Phoenix-area woman denied miscarriage drug files complaint
PHOENIX — The Arizona State Board of Pharmacy said it will investigate the complaint of a woman who said a Walgreens pharmacist in Peoria refused to fill a prescription based on his ethical beliefs.
Nicole Mone Arteaga shared details of the incident on Facebook late last week and also filed a complaint with Walgreens corporate office.
In the viral post, Arteaga said she was publicly humiliated when the pharmacist, within earshot of several other customers, refused to fill the prescription for medication that would terminate her failed pregnancy. He cited “ethical beliefs” in denying her the prescription.
Arteaga wrote that she had wanted the pregnancy, but her doctor had told her the baby was no longer developing. Her options were a surgical procedure or a prescription medication to induce miscarriage. She opted for the medication.
She left the store in tears with her 7-year-old, she wrote.
Kam Gandhi, executive director at the pharmacy board, said Monday the agency hadn’t spoken to Arteaga or the pharmacist yet, but planned to start a full investigation before the board’s next meeting in August.
The pharmacist, who was the only one on duty, Walgreens said, later transferred Arteaga’s prescription to another location, per policy.
On Monday, the company was tweeting replies to individuals who were outraged by Arteaga’s post.
Some customers said they were taking their prescription business elsewhere.
The company tweeted it had apologized to the patient about how the situation was handled.

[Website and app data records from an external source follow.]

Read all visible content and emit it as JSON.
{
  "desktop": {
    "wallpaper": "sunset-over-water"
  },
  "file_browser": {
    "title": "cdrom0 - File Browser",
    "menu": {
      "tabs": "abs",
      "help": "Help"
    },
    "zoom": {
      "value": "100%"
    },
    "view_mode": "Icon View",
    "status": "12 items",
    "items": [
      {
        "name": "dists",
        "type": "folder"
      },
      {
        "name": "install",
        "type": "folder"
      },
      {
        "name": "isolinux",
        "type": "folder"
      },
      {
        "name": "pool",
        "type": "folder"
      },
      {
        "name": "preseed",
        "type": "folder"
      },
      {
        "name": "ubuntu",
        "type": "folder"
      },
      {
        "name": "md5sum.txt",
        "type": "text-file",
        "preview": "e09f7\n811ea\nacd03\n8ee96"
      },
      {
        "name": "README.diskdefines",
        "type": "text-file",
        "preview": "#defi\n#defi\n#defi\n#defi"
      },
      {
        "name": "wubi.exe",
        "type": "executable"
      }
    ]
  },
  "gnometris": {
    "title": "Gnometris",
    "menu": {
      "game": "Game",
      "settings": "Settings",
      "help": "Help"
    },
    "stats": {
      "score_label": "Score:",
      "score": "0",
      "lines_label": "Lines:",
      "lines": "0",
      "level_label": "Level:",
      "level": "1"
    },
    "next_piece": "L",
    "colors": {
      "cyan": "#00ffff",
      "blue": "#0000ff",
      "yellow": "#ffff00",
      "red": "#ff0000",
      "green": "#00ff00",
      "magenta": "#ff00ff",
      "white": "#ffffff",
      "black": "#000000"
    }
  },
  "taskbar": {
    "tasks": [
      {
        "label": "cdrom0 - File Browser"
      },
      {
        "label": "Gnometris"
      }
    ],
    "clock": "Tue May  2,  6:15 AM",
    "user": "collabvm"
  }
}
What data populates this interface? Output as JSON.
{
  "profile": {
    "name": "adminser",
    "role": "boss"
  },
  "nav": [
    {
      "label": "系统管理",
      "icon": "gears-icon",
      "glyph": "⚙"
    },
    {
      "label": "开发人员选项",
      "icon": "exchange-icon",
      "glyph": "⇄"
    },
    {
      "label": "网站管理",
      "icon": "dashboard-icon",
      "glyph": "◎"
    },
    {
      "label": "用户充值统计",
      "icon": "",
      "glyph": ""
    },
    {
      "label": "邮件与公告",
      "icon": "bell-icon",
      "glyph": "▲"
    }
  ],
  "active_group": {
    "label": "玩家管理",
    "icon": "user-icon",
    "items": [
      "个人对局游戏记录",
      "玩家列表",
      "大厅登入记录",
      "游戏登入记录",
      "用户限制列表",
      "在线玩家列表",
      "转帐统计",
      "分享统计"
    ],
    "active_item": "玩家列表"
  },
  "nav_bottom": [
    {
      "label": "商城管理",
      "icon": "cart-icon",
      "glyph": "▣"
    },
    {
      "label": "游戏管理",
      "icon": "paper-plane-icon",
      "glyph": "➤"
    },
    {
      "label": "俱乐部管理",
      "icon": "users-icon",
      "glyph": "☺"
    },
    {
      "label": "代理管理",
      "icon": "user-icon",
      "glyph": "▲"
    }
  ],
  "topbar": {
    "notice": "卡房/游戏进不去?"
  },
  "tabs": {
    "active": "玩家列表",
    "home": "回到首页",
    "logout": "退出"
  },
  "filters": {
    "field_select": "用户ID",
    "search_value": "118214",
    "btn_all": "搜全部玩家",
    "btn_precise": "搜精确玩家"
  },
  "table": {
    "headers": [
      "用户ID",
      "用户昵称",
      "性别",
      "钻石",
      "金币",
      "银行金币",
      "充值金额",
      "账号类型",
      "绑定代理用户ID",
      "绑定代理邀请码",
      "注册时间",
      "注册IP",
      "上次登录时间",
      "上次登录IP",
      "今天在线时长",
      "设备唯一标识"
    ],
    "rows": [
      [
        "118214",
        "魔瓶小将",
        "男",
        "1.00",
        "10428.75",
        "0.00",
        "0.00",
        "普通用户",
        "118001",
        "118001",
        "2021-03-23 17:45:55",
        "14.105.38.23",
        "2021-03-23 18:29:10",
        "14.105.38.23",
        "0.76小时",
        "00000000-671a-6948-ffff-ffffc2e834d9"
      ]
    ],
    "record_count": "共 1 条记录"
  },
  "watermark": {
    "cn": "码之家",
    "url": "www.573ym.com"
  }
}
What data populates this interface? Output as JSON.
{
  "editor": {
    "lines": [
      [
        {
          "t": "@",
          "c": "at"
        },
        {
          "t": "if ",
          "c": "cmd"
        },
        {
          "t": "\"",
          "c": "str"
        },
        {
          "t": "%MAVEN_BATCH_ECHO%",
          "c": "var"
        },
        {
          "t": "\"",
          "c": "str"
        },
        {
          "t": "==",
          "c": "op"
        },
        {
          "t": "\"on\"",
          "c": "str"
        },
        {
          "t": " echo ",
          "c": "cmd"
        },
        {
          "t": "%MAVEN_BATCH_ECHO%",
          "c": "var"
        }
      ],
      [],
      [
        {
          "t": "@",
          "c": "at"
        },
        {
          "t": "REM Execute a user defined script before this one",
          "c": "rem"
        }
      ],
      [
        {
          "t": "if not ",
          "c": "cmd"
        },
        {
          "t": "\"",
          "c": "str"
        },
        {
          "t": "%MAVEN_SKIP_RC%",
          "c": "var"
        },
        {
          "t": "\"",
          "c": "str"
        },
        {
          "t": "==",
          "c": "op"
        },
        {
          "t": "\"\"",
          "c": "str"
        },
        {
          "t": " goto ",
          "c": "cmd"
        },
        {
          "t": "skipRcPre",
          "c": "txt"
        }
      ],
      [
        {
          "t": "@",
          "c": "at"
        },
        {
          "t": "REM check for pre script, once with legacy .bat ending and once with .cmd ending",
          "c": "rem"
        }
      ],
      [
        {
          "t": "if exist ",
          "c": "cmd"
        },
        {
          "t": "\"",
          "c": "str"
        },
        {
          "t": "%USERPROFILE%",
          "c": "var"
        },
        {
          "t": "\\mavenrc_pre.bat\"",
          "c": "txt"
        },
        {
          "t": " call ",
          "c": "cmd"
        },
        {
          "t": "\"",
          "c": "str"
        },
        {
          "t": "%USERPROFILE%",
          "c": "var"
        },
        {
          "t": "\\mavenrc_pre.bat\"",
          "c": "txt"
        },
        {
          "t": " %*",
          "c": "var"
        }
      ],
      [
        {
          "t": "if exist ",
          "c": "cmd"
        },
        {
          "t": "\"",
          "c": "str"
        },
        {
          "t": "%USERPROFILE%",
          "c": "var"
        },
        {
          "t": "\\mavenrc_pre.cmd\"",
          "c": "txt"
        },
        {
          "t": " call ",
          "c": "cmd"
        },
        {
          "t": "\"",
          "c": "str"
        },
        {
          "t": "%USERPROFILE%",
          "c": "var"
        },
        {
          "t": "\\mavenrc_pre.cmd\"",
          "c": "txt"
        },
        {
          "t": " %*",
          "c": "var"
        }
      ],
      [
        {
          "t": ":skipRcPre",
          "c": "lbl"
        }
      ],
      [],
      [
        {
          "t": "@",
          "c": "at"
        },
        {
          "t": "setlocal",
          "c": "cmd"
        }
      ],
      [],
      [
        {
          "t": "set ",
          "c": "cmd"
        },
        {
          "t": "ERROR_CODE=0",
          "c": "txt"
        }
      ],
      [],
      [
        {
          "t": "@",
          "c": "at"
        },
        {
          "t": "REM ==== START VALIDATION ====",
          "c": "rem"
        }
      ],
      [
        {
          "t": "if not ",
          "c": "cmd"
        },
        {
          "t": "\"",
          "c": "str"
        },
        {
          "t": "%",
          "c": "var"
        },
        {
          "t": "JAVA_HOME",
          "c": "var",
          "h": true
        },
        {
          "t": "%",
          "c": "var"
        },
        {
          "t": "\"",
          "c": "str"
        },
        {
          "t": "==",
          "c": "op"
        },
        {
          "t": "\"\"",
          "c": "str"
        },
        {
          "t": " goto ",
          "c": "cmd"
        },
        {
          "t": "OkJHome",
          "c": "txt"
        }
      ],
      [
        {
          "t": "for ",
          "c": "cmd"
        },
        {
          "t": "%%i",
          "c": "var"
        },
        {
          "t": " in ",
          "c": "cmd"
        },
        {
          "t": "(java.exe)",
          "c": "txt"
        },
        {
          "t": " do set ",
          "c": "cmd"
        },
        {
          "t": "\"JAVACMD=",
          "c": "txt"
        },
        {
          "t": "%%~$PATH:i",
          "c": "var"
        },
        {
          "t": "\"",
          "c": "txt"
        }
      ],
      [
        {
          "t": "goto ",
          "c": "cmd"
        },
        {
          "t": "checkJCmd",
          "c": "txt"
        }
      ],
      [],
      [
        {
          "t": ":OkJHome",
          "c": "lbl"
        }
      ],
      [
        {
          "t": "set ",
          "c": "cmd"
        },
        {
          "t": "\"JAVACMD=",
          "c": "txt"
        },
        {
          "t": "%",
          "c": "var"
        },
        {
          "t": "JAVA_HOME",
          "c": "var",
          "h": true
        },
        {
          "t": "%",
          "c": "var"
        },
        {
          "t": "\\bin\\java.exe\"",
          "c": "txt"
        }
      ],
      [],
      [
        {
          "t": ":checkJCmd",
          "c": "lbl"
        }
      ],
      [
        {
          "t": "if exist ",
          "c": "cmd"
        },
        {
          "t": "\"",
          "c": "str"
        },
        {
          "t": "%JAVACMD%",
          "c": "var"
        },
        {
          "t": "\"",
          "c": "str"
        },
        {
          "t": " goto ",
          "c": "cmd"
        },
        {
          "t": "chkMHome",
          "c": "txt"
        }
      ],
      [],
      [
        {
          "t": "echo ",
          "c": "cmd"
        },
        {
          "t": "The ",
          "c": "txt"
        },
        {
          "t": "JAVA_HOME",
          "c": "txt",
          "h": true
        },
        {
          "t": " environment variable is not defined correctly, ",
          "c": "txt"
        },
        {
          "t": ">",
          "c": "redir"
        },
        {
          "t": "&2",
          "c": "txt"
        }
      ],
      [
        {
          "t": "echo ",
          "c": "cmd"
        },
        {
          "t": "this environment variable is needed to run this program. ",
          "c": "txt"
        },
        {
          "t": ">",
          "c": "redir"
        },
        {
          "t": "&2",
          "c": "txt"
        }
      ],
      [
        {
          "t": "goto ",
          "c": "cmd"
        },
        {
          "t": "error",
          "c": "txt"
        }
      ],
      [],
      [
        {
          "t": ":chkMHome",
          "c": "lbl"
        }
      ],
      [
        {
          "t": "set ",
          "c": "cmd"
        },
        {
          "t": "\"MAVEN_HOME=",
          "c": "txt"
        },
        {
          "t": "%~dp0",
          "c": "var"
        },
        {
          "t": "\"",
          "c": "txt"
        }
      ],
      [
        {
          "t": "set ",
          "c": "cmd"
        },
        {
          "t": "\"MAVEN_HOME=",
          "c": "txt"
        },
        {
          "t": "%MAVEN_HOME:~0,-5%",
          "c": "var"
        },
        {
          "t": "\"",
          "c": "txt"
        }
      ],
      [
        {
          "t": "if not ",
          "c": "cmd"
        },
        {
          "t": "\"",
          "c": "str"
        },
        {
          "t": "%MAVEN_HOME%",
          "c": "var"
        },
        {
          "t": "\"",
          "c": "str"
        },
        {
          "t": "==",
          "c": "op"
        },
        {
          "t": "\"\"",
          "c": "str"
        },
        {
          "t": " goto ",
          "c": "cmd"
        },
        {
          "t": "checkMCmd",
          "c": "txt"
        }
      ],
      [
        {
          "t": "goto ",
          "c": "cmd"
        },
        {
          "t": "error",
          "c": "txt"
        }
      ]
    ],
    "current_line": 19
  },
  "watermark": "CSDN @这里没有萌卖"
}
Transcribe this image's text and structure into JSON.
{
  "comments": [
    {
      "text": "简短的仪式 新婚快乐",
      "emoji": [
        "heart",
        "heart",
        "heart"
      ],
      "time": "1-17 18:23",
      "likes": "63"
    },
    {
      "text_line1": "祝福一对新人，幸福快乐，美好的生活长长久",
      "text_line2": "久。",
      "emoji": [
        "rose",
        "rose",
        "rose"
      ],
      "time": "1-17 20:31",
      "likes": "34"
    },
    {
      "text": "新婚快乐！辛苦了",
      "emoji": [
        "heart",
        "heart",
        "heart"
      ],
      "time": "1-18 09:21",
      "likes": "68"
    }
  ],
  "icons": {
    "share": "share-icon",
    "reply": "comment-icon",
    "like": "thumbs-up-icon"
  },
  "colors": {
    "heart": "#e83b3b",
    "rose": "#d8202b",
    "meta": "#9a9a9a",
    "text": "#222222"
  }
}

It also said it was looking into the matter further, while another message explained store policies.
“Our policy allows pharmacists to step away from filling a prescription for which they have a moral objection,” the tweet read.
“At the same time, they are also required to refer the prescription to another pharmacist or manager on duty to meet the patient’s needs in a timely manner.”
KTAR News 92.3 FM legal analyst Monica Lindstrom told Mac and Gaydos that Arizona was one of the only states in the nation that allowed pharmacists to refuse to fill a prescription based on their moral values.
The law specifically mentioned abortion medication or emergency contraception, and said medical professionals, such as pharmacists, must state their objection in writing, which could be open to interpretation.
“Does it have to be presented to the patient, does it have to be at the store, or does it have to be in the pharmacist’s personnel file?” Gandhi said.
“That’s what’s up in the air.”
Once the investigation was presented to the board, it can determine whether to dismiss the complaint or take further action.
That could include a type of warning letter, civil penalties, a voluntary surrender of license or continued education, Gandhi said.
The Associated Press contributed to this report.